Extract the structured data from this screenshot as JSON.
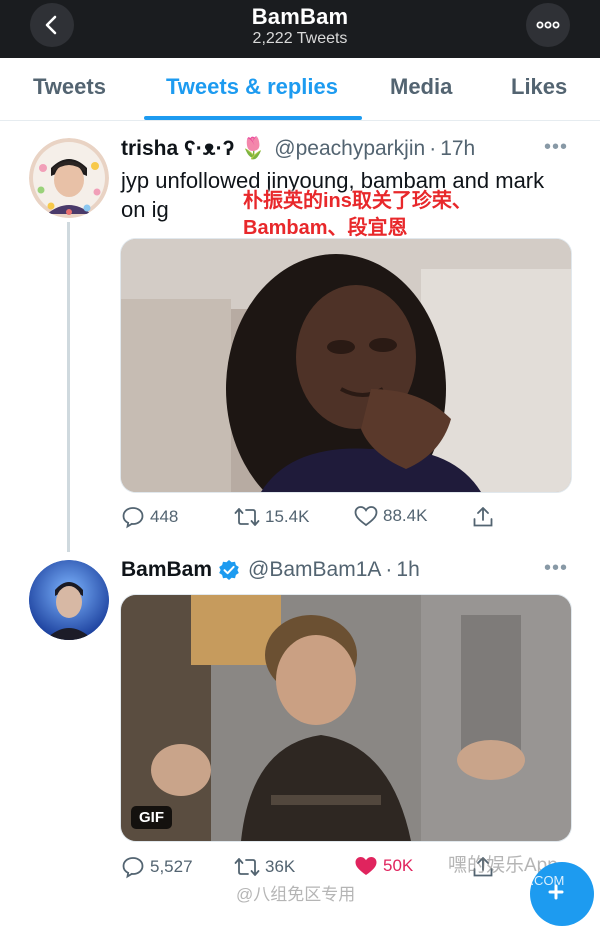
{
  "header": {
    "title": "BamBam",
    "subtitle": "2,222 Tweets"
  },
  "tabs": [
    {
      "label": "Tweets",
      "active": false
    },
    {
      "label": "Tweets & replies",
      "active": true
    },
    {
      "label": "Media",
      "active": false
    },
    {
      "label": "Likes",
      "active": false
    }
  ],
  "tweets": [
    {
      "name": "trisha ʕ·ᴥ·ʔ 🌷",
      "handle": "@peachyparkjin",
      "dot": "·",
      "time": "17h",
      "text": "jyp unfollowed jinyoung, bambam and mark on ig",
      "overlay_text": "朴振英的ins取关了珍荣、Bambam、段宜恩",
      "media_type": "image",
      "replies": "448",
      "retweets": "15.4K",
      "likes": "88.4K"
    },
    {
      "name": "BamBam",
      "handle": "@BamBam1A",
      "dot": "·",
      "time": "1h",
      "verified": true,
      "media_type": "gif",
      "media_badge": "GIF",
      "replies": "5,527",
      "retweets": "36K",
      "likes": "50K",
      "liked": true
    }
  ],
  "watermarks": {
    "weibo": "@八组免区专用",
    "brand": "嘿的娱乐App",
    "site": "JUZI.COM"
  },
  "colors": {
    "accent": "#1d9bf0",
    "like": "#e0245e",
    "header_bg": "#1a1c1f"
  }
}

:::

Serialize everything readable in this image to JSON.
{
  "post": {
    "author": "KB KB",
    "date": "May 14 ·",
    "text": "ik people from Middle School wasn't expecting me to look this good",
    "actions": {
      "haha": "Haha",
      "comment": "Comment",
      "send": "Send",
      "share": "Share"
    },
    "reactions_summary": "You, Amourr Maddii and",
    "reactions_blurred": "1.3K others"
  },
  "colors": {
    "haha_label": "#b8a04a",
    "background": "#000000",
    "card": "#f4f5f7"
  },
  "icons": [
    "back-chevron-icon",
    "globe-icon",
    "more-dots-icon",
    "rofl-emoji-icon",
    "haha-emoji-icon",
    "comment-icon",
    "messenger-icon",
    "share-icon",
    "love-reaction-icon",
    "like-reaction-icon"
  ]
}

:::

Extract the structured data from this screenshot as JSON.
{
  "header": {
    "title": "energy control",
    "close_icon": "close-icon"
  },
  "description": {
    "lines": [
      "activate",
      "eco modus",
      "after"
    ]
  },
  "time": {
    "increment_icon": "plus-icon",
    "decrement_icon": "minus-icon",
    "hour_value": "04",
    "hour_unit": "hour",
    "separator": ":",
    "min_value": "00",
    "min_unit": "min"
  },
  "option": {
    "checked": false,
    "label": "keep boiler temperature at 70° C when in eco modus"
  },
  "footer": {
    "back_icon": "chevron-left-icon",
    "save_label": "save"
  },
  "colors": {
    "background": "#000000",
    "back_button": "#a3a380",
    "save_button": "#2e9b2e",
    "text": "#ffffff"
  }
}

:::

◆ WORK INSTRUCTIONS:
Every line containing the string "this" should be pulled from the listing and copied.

◆ EXERCISE RESULT:
Extract the structured data from this screenshot as JSON.
Serialize everything readable in this image to JSON.
    "text": "ik people from Middle School wasn't expecting me to look this good",
Extract the structured data from this screenshot as JSON.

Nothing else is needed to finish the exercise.